● **Directions**
Please give the count of lines below that include "Operations" and leave out everything else.

● **Information**

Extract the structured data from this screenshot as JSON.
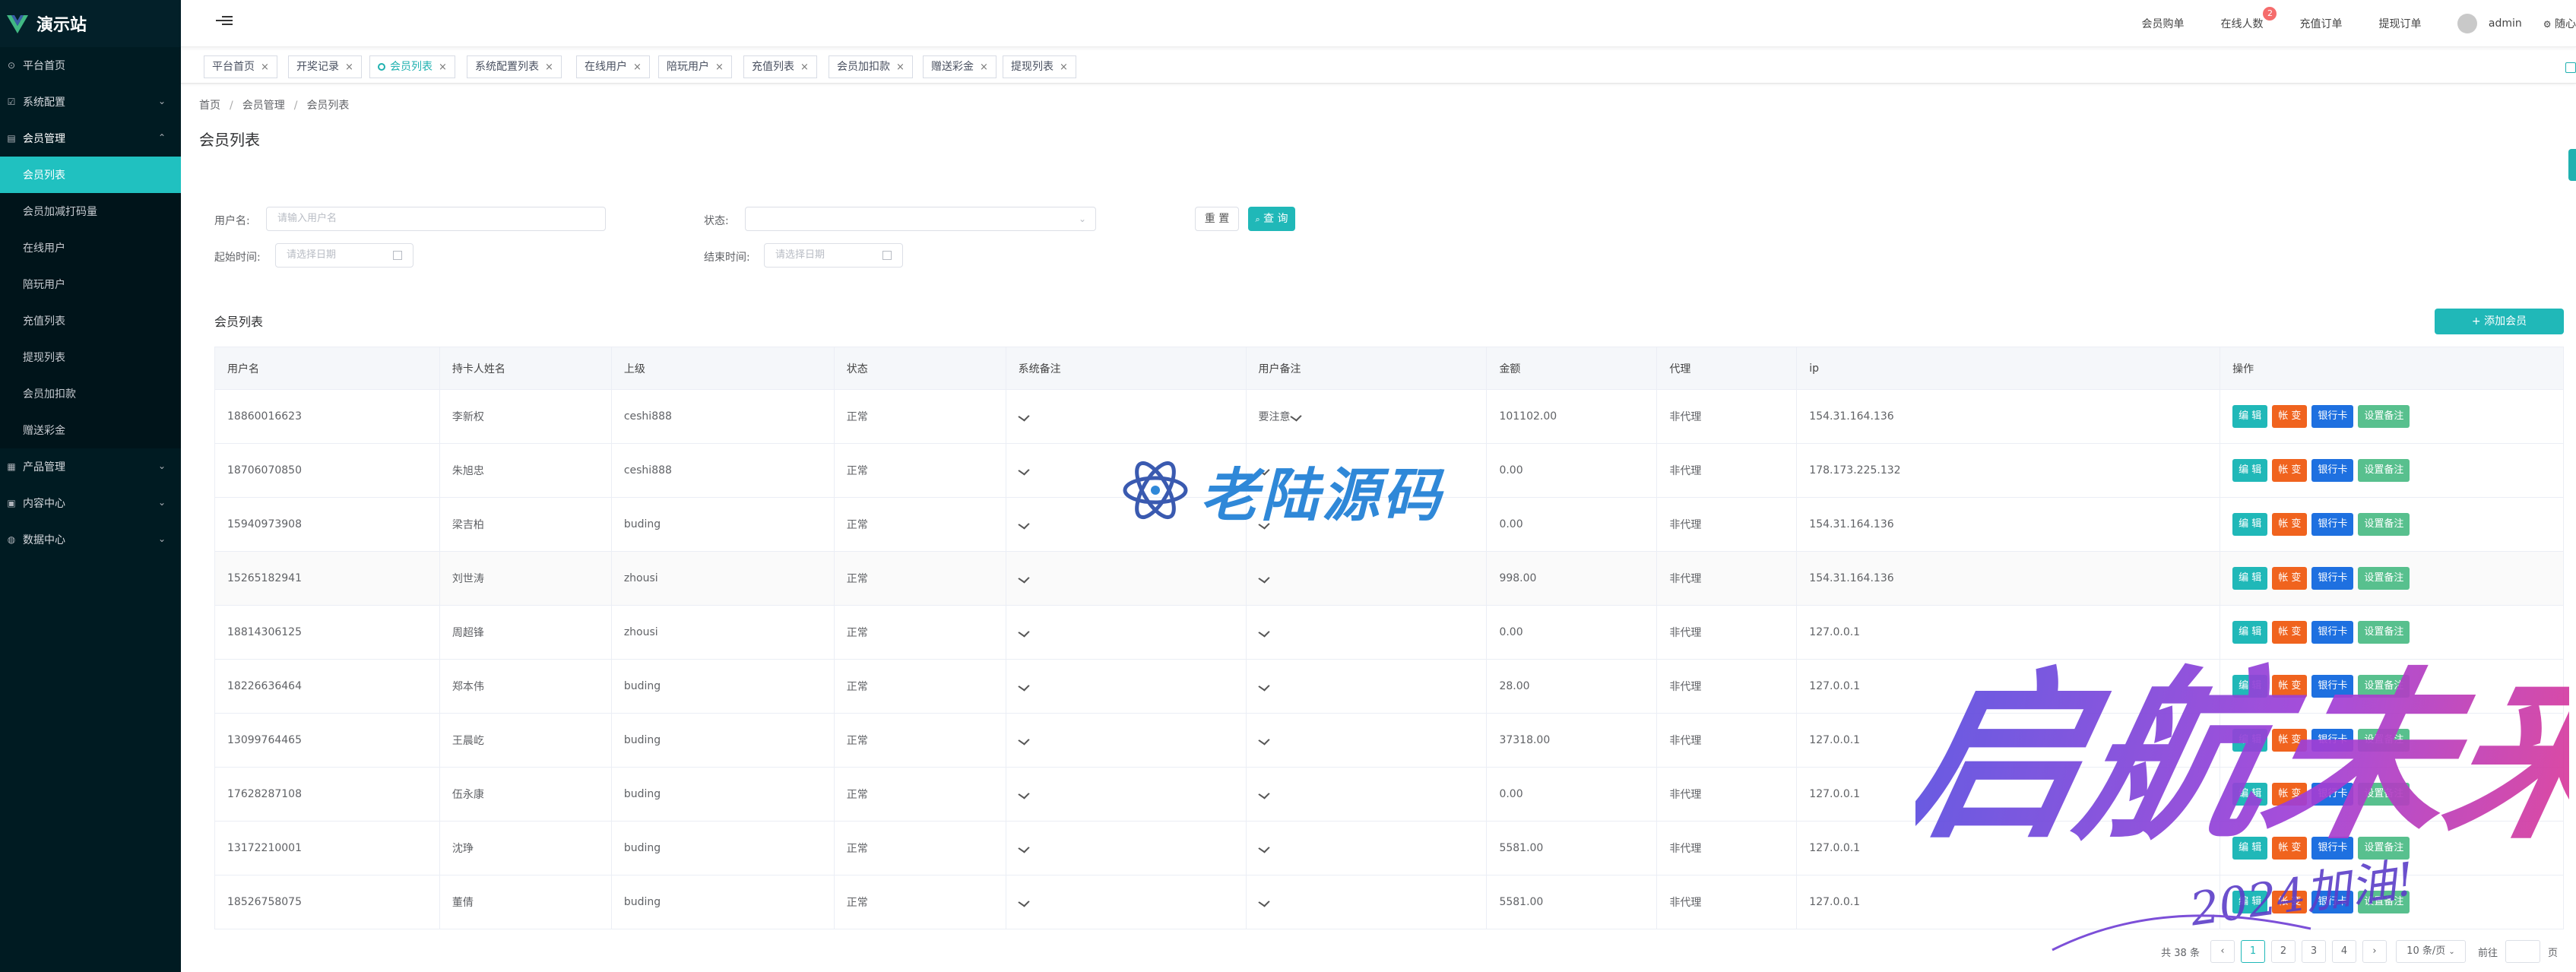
{
  "app": {
    "title": "演示站"
  },
  "sidebar": {
    "items": [
      {
        "label": "平台首页",
        "icon": "home-icon"
      },
      {
        "label": "系统配置",
        "icon": "config-icon",
        "has_children": true
      },
      {
        "label": "会员管理",
        "icon": "member-icon",
        "has_children": true,
        "open": true,
        "children": [
          {
            "label": "会员列表",
            "active": true
          },
          {
            "label": "会员加减打码量"
          },
          {
            "label": "在线用户"
          },
          {
            "label": "陪玩用户"
          },
          {
            "label": "充值列表"
          },
          {
            "label": "提现列表"
          },
          {
            "label": "会员加扣款"
          },
          {
            "label": "赠送彩金"
          }
        ]
      },
      {
        "label": "产品管理",
        "icon": "product-icon",
        "has_children": true
      },
      {
        "label": "内容中心",
        "icon": "content-icon",
        "has_children": true
      },
      {
        "label": "数据中心",
        "icon": "data-icon",
        "has_children": true
      }
    ]
  },
  "header": {
    "links": [
      "会员购单",
      "在线人数",
      "充值订单",
      "提现订单"
    ],
    "online_count": "2",
    "user": "admin",
    "extra": "随心"
  },
  "tags": [
    {
      "label": "平台首页"
    },
    {
      "label": "开奖记录"
    },
    {
      "label": "会员列表",
      "active": true
    },
    {
      "label": "系统配置列表"
    },
    {
      "label": "在线用户"
    },
    {
      "label": "陪玩用户"
    },
    {
      "label": "充值列表"
    },
    {
      "label": "会员加扣款"
    },
    {
      "label": "赠送彩金"
    },
    {
      "label": "提现列表"
    }
  ],
  "breadcrumb": [
    "首页",
    "会员管理",
    "会员列表"
  ],
  "page_title": "会员列表",
  "filters": {
    "username_label": "用户名:",
    "username_placeholder": "请输入用户名",
    "status_label": "状态:",
    "start_label": "起始时间:",
    "start_placeholder": "请选择日期",
    "end_label": "结束时间:",
    "end_placeholder": "请选择日期",
    "reset_label": "重 置",
    "search_label": "查 询"
  },
  "section_title": "会员列表",
  "add_button": "+ 添加会员",
  "table": {
    "columns": [
      "用户名",
      "持卡人姓名",
      "上级",
      "状态",
      "系统备注",
      "用户备注",
      "金额",
      "代理",
      "ip",
      "操作"
    ],
    "rows": [
      {
        "username": "18860016623",
        "cardholder": "李新权",
        "parent": "ceshi888",
        "status": "正常",
        "user_note": "要注意",
        "amount": "101102.00",
        "agent": "非代理",
        "ip": "154.31.164.136"
      },
      {
        "username": "18706070850",
        "cardholder": "朱旭忠",
        "parent": "ceshi888",
        "status": "正常",
        "user_note": "",
        "amount": "0.00",
        "agent": "非代理",
        "ip": "178.173.225.132"
      },
      {
        "username": "15940973908",
        "cardholder": "梁吉柏",
        "parent": "buding",
        "status": "正常",
        "user_note": "",
        "amount": "0.00",
        "agent": "非代理",
        "ip": "154.31.164.136"
      },
      {
        "username": "15265182941",
        "cardholder": "刘世涛",
        "parent": "zhousi",
        "status": "正常",
        "user_note": "",
        "amount": "998.00",
        "agent": "非代理",
        "ip": "154.31.164.136"
      },
      {
        "username": "18814306125",
        "cardholder": "周超锋",
        "parent": "zhousi",
        "status": "正常",
        "user_note": "",
        "amount": "0.00",
        "agent": "非代理",
        "ip": "127.0.0.1"
      },
      {
        "username": "18226636464",
        "cardholder": "郑本伟",
        "parent": "buding",
        "status": "正常",
        "user_note": "",
        "amount": "28.00",
        "agent": "非代理",
        "ip": "127.0.0.1"
      },
      {
        "username": "13099764465",
        "cardholder": "王晨屹",
        "parent": "buding",
        "status": "正常",
        "user_note": "",
        "amount": "37318.00",
        "agent": "非代理",
        "ip": "127.0.0.1"
      },
      {
        "username": "17628287108",
        "cardholder": "伍永康",
        "parent": "buding",
        "status": "正常",
        "user_note": "",
        "amount": "0.00",
        "agent": "非代理",
        "ip": "127.0.0.1"
      },
      {
        "username": "13172210001",
        "cardholder": "沈琤",
        "parent": "buding",
        "status": "正常",
        "user_note": "",
        "amount": "5581.00",
        "agent": "非代理",
        "ip": "127.0.0.1"
      },
      {
        "username": "18526758075",
        "cardholder": "董倩",
        "parent": "buding",
        "status": "正常",
        "user_note": "",
        "amount": "5581.00",
        "agent": "非代理",
        "ip": "127.0.0.1"
      }
    ],
    "actions": [
      "编 辑",
      "帐 变",
      "银行卡",
      "设置备注"
    ]
  },
  "pagination": {
    "total": "共 38 条",
    "pages": [
      "1",
      "2",
      "3",
      "4"
    ],
    "current": "1",
    "page_size": "10 条/页",
    "goto_label": "前往",
    "page_suffix": "页"
  },
  "watermarks": {
    "brand": "老陆源码",
    "calligraphy": "启航未来",
    "slogan": "2024加油!"
  },
  "colors": {
    "sidebar_bg": "#001b22",
    "accent": "#20b8b8",
    "edit": "#20b8b8",
    "account": "#f0631e",
    "bank": "#1e70e0",
    "note": "#58c08e"
  }
}
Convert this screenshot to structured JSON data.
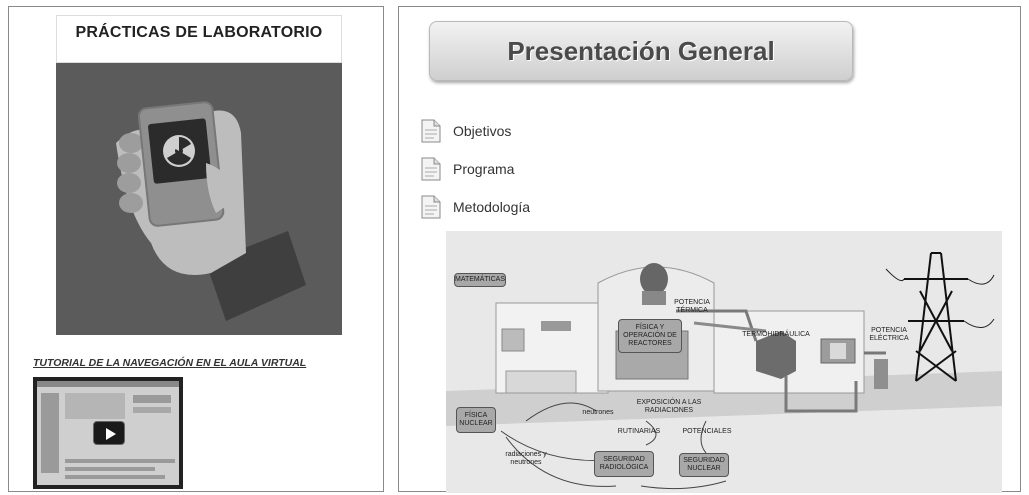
{
  "left_panel": {
    "title": "PRÁCTICAS DE LABORATORIO",
    "hero_icon": "radiation-phone-icon",
    "tutorial_link": "TUTORIAL DE LA NAVEGACIÓN EN EL AULA VIRTUAL",
    "video_icon": "play-icon"
  },
  "right_panel": {
    "header_title": "Presentación General",
    "menu": [
      {
        "label": "Objetivos",
        "icon": "document-icon"
      },
      {
        "label": "Programa",
        "icon": "document-icon"
      },
      {
        "label": "Metodología",
        "icon": "document-icon"
      }
    ]
  },
  "diagram": {
    "matematicas": "MATEMÁTICAS",
    "potencia_termica": "POTENCIA TÉRMICA",
    "fisica_operacion": "FÍSICA Y OPERACIÓN DE REACTORES",
    "termohidraulica": "TERMOHIDRÁULICA",
    "potencia_electrica": "POTENCIA ELÉCTRICA",
    "neutrones": "neutrones",
    "exposicion": "EXPOSICIÓN A LAS RADIACIONES",
    "fisica_nuclear": "FÍSICA NUCLEAR",
    "rutinarias": "RUTINARIAS",
    "potenciales": "POTENCIALES",
    "radiaciones_y_neutrones": "radiaciones y neutrones",
    "seguridad_radiologica": "SEGURIDAD RADIOLÓGICA",
    "seguridad_nuclear": "SEGURIDAD NUCLEAR"
  }
}
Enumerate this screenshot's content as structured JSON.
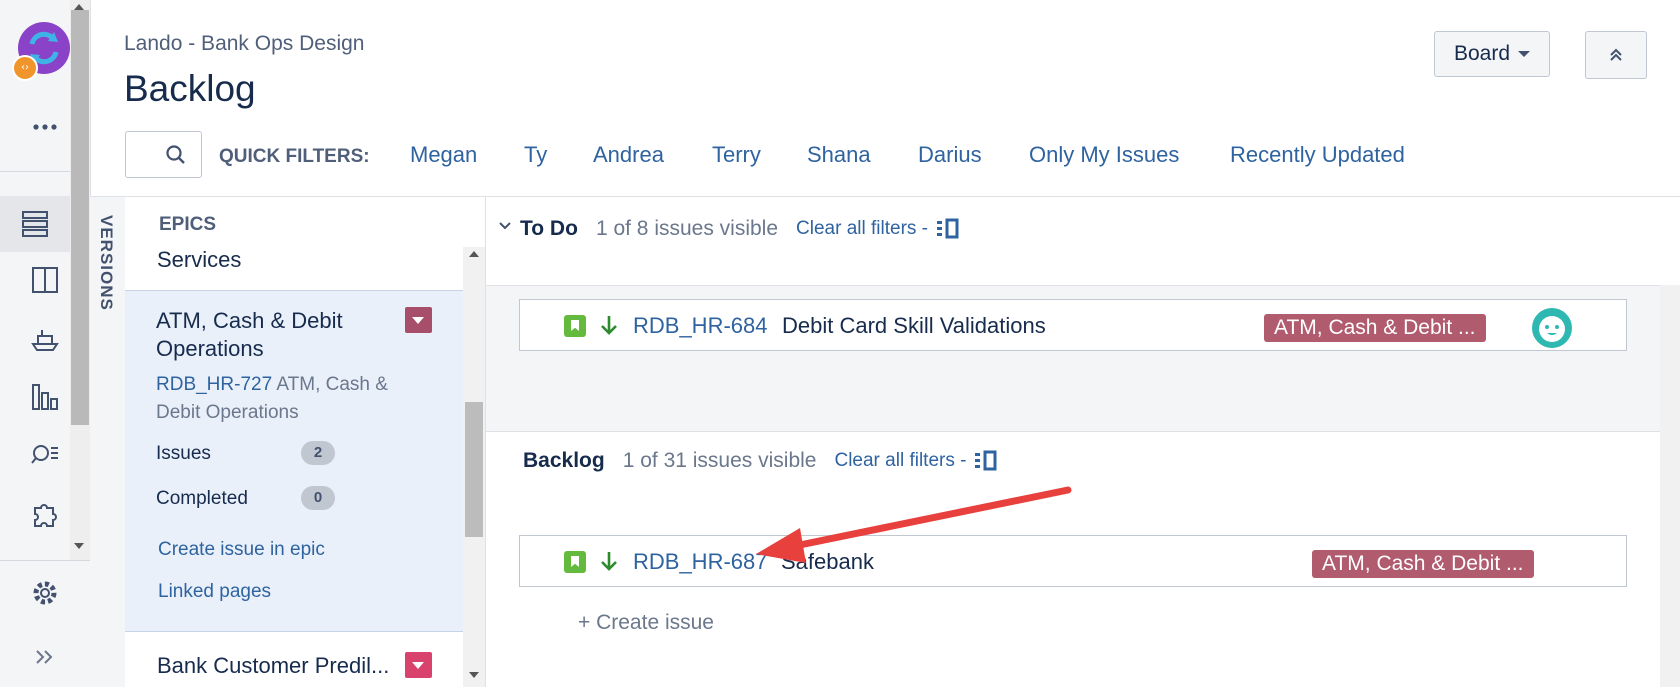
{
  "header": {
    "project_name": "Lando - Bank Ops Design",
    "page_title": "Backlog",
    "board_button": "Board"
  },
  "quick_filters": {
    "label": "QUICK FILTERS:",
    "items": [
      "Megan",
      "Ty",
      "Andrea",
      "Terry",
      "Shana",
      "Darius",
      "Only My Issues",
      "Recently Updated"
    ]
  },
  "sidebar": {
    "versions_label": "VERSIONS",
    "epics_heading": "EPICS",
    "epics": {
      "services": "Services",
      "selected": {
        "name": "ATM, Cash & Debit Operations",
        "key": "RDB_HR-727",
        "summary": "ATM, Cash & Debit Operations",
        "issues_label": "Issues",
        "issues_count": "2",
        "completed_label": "Completed",
        "completed_count": "0",
        "create_link": "Create issue in epic",
        "linked_link": "Linked pages"
      },
      "bank_customer": "Bank Customer Predil..."
    }
  },
  "todo": {
    "title": "To Do",
    "count": "1 of 8 issues visible",
    "clear": "Clear all filters -",
    "issues": [
      {
        "key": "RDB_HR-684",
        "summary": "Debit Card Skill Validations",
        "epic": "ATM, Cash & Debit ..."
      }
    ]
  },
  "backlog": {
    "title": "Backlog",
    "count": "1 of 31 issues visible",
    "clear": "Clear all filters -",
    "issues": [
      {
        "key": "RDB_HR-687",
        "summary": "Safebank",
        "epic": "ATM, Cash & Debit ..."
      }
    ],
    "create_issue": "+   Create issue"
  },
  "colors": {
    "link": "#2f63a0",
    "epic_label": "#b05b6e",
    "story_icon": "#63ba3c",
    "annotation_arrow": "#e8413d"
  }
}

● **Answer to this task**
2